WHAT TO PRODUCE
Your job is to write out each record exactly, leaving none out.

DATASET RECORDS
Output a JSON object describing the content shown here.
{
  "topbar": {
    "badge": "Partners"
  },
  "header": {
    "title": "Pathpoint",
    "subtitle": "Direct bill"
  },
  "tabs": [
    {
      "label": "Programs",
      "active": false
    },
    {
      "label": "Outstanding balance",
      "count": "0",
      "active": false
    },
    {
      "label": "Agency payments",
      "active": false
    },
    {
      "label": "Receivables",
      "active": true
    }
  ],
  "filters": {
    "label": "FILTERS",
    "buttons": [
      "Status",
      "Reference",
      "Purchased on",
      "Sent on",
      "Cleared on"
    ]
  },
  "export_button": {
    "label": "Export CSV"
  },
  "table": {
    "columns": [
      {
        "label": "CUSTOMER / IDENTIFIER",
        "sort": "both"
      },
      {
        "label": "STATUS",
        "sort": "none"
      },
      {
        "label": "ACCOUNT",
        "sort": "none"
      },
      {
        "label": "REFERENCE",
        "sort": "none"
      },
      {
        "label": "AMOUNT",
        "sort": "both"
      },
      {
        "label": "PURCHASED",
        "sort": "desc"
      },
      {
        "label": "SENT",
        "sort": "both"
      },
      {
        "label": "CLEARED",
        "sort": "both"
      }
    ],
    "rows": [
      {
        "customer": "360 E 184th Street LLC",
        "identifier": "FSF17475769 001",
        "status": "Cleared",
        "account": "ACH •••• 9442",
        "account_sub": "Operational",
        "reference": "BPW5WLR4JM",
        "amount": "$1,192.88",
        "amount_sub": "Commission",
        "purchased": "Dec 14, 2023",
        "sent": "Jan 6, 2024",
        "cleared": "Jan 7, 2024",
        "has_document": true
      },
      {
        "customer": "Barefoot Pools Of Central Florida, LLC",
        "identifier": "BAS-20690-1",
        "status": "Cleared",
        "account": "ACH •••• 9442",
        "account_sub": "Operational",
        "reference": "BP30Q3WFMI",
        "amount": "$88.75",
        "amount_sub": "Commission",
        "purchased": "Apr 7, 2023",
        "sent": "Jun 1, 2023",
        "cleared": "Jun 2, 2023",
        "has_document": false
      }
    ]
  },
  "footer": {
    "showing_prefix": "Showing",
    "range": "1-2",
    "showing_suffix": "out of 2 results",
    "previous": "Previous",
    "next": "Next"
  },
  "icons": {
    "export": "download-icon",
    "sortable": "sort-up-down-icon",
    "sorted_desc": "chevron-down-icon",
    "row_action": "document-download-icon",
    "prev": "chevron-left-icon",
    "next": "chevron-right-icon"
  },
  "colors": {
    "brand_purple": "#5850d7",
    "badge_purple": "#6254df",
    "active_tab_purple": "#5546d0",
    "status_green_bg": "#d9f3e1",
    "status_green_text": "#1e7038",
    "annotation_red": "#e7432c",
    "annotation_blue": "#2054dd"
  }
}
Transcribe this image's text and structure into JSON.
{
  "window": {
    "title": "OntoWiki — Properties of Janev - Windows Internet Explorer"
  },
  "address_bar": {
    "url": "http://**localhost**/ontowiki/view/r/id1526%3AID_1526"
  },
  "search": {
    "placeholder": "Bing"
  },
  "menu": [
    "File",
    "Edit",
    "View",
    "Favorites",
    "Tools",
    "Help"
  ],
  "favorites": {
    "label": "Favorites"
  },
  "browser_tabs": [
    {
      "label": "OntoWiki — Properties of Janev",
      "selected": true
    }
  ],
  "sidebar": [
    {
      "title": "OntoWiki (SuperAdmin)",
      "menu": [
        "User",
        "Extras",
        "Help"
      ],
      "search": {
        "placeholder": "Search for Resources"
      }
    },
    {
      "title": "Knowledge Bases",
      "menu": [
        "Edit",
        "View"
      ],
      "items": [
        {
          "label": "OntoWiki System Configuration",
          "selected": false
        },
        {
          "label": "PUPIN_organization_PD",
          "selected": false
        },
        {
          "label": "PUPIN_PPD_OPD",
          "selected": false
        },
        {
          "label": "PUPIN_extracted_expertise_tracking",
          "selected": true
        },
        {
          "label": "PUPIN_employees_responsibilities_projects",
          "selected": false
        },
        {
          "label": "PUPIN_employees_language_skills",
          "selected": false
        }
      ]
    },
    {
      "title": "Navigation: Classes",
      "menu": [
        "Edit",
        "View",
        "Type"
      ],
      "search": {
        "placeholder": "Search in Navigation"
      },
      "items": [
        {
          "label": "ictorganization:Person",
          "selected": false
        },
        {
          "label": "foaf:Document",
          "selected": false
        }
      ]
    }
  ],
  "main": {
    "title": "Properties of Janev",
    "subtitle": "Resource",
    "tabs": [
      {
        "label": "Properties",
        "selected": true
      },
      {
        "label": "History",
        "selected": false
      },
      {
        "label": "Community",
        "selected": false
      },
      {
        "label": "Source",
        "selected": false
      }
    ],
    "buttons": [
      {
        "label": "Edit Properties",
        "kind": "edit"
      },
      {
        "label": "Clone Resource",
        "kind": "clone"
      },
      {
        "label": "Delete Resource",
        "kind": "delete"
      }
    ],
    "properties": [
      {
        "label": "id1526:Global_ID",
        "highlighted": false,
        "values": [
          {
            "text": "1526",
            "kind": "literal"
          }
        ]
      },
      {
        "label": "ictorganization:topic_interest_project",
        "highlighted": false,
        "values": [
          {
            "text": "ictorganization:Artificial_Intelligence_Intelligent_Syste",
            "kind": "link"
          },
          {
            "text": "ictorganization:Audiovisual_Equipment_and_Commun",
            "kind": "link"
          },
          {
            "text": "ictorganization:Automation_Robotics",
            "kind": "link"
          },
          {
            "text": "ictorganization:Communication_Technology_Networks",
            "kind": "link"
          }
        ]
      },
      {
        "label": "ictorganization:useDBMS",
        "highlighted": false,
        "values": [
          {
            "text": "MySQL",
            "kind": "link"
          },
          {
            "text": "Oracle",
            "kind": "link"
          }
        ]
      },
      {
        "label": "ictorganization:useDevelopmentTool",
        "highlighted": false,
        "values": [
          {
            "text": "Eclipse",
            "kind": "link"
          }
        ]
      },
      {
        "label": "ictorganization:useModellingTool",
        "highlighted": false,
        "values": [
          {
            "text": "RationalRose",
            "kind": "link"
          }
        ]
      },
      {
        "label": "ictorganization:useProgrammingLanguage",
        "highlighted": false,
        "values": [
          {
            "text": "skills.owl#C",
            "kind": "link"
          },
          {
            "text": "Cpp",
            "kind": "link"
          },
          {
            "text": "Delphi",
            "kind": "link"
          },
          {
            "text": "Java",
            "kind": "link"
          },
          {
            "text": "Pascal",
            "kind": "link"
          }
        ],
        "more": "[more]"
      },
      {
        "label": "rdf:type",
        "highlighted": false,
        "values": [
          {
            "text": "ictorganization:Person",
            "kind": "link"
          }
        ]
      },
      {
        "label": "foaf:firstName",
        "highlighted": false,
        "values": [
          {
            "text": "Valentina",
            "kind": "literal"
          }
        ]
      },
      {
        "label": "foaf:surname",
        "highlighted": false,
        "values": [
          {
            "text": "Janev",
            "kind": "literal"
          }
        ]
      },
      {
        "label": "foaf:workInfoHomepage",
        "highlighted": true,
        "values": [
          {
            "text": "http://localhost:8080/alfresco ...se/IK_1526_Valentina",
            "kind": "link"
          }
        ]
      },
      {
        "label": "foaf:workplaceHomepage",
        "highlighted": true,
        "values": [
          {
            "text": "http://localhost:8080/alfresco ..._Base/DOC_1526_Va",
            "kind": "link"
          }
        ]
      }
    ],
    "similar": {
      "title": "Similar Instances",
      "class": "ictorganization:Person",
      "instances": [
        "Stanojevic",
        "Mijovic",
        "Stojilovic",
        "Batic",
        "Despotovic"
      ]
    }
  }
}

RESULT OF THE EXERCISE
Output a JSON object describing the content shown here.
{
  "topbar": {
    "badge": "Partners"
  },
  "header": {
    "title": "Pathpoint",
    "subtitle": "Direct bill"
  },
  "tabs": [
    {
      "label": "Programs",
      "active": false
    },
    {
      "label": "Outstanding balance",
      "count": "0",
      "active": false
    },
    {
      "label": "Agency payments",
      "active": false
    },
    {
      "label": "Receivables",
      "active": true
    }
  ],
  "filters": {
    "label": "FILTERS",
    "buttons": [
      "Status",
      "Reference",
      "Purchased on",
      "Sent on",
      "Cleared on"
    ]
  },
  "export_button": {
    "label": "Export CSV"
  },
  "table": {
    "columns": [
      {
        "label": "CUSTOMER / IDENTIFIER",
        "sort": "both"
      },
      {
        "label": "STATUS",
        "sort": "none"
      },
      {
        "label": "ACCOUNT",
        "sort": "none"
      },
      {
        "label": "REFERENCE",
        "sort": "none"
      },
      {
        "label": "AMOUNT",
        "sort": "both"
      },
      {
        "label": "PURCHASED",
        "sort": "desc"
      },
      {
        "label": "SENT",
        "sort": "both"
      },
      {
        "label": "CLEARED",
        "sort": "both"
      }
    ],
    "rows": [
      {
        "customer": "360 E 184th Street LLC",
        "identifier": "FSF17475769 001",
        "status": "Cleared",
        "account": "ACH •••• 9442",
        "account_sub": "Operational",
        "reference": "BPW5WLR4JM",
        "amount": "$1,192.88",
        "amount_sub": "Commission",
        "purchased": "Dec 14, 2023",
        "sent": "Jan 6, 2024",
        "cleared": "Jan 7, 2024",
        "has_document": true
      },
      {
        "customer": "Barefoot Pools Of Central Florida, LLC",
        "identifier": "BAS-20690-1",
        "status": "Cleared",
        "account": "ACH •••• 9442",
        "account_sub": "Operational",
        "reference": "BP30Q3WFMI",
        "amount": "$88.75",
        "amount_sub": "Commission",
        "purchased": "Apr 7, 2023",
        "sent": "Jun 1, 2023",
        "cleared": "Jun 2, 2023",
        "has_document": false
      }
    ]
  },
  "footer": {
    "showing_prefix": "Showing",
    "range": "1-2",
    "showing_suffix": "out of 2 results",
    "previous": "Previous",
    "next": "Next"
  },
  "icons": {
    "export": "download-icon",
    "sortable": "sort-up-down-icon",
    "sorted_desc": "chevron-down-icon",
    "row_action": "document-download-icon",
    "prev": "chevron-left-icon",
    "next": "chevron-right-icon"
  },
  "colors": {
    "brand_purple": "#5850d7",
    "badge_purple": "#6254df",
    "active_tab_purple": "#5546d0",
    "status_green_bg": "#d9f3e1",
    "status_green_text": "#1e7038",
    "annotation_red": "#e7432c",
    "annotation_blue": "#2054dd"
  }
}
Transcribe this image's text and structure into JSON.
{
  "window": {
    "title": "OntoWiki — Properties of Janev - Windows Internet Explorer"
  },
  "address_bar": {
    "url": "http://**localhost**/ontowiki/view/r/id1526%3AID_1526"
  },
  "search": {
    "placeholder": "Bing"
  },
  "menu": [
    "File",
    "Edit",
    "View",
    "Favorites",
    "Tools",
    "Help"
  ],
  "favorites": {
    "label": "Favorites"
  },
  "browser_tabs": [
    {
      "label": "OntoWiki — Properties of Janev",
      "selected": true
    }
  ],
  "sidebar": [
    {
      "title": "OntoWiki (SuperAdmin)",
      "menu": [
        "User",
        "Extras",
        "Help"
      ],
      "search": {
        "placeholder": "Search for Resources"
      }
    },
    {
      "title": "Knowledge Bases",
      "menu": [
        "Edit",
        "View"
      ],
      "items": [
        {
          "label": "OntoWiki System Configuration",
          "selected": false
        },
        {
          "label": "PUPIN_organization_PD",
          "selected": false
        },
        {
          "label": "PUPIN_PPD_OPD",
          "selected": false
        },
        {
          "label": "PUPIN_extracted_expertise_tracking",
          "selected": true
        },
        {
          "label": "PUPIN_employees_responsibilities_projects",
          "selected": false
        },
        {
          "label": "PUPIN_employees_language_skills",
          "selected": false
        }
      ]
    },
    {
      "title": "Navigation: Classes",
      "menu": [
        "Edit",
        "View",
        "Type"
      ],
      "search": {
        "placeholder": "Search in Navigation"
      },
      "items": [
        {
          "label": "ictorganization:Person",
          "selected": false
        },
        {
          "label": "foaf:Document",
          "selected": false
        }
      ]
    }
  ],
  "main": {
    "title": "Properties of Janev",
    "subtitle": "Resource",
    "tabs": [
      {
        "label": "Properties",
        "selected": true
      },
      {
        "label": "History",
        "selected": false
      },
      {
        "label": "Community",
        "selected": false
      },
      {
        "label": "Source",
        "selected": false
      }
    ],
    "buttons": [
      {
        "label": "Edit Properties",
        "kind": "edit"
      },
      {
        "label": "Clone Resource",
        "kind": "clone"
      },
      {
        "label": "Delete Resource",
        "kind": "delete"
      }
    ],
    "properties": [
      {
        "label": "id1526:Global_ID",
        "highlighted": false,
        "values": [
          {
            "text": "1526",
            "kind": "literal"
          }
        ]
      },
      {
        "label": "ictorganization:topic_interest_project",
        "highlighted": false,
        "values": [
          {
            "text": "ictorganization:Artificial_Intelligence_Intelligent_Syste",
            "kind": "link"
          },
          {
            "text": "ictorganization:Audiovisual_Equipment_and_Commun",
            "kind": "link"
          },
          {
            "text": "ictorganization:Automation_Robotics",
            "kind": "link"
          },
          {
            "text": "ictorganization:Communication_Technology_Networks",
            "kind": "link"
          }
        ]
      },
      {
        "label": "ictorganization:useDBMS",
        "highlighted": false,
        "values": [
          {
            "text": "MySQL",
            "kind": "link"
          },
          {
            "text": "Oracle",
            "kind": "link"
          }
        ]
      },
      {
        "label": "ictorganization:useDevelopmentTool",
        "highlighted": false,
        "values": [
          {
            "text": "Eclipse",
            "kind": "link"
          }
        ]
      },
      {
        "label": "ictorganization:useModellingTool",
        "highlighted": false,
        "values": [
          {
            "text": "RationalRose",
            "kind": "link"
          }
        ]
      },
      {
        "label": "ictorganization:useProgrammingLanguage",
        "highlighted": false,
        "values": [
          {
            "text": "skills.owl#C",
            "kind": "link"
          },
          {
            "text": "Cpp",
            "kind": "link"
          },
          {
            "text": "Delphi",
            "kind": "link"
          },
          {
            "text": "Java",
            "kind": "link"
          },
          {
            "text": "Pascal",
            "kind": "link"
          }
        ],
        "more": "[more]"
      },
      {
        "label": "rdf:type",
        "highlighted": false,
        "values": [
          {
            "text": "ictorganization:Person",
            "kind": "link"
          }
        ]
      },
      {
        "label": "foaf:firstName",
        "highlighted": false,
        "values": [
          {
            "text": "Valentina",
            "kind": "literal"
          }
        ]
      },
      {
        "label": "foaf:surname",
        "highlighted": false,
        "values": [
          {
            "text": "Janev",
            "kind": "literal"
          }
        ]
      },
      {
        "label": "foaf:workInfoHomepage",
        "highlighted": true,
        "values": [
          {
            "text": "http://localhost:8080/alfresco ...se/IK_1526_Valentina",
            "kind": "link"
          }
        ]
      },
      {
        "label": "foaf:workplaceHomepage",
        "highlighted": true,
        "values": [
          {
            "text": "http://localhost:8080/alfresco ..._Base/DOC_1526_Va",
            "kind": "link"
          }
        ]
      }
    ],
    "similar": {
      "title": "Similar Instances",
      "class": "ictorganization:Person",
      "instances": [
        "Stanojevic",
        "Mijovic",
        "Stojilovic",
        "Batic",
        "Despotovic"
      ]
    }
  }
}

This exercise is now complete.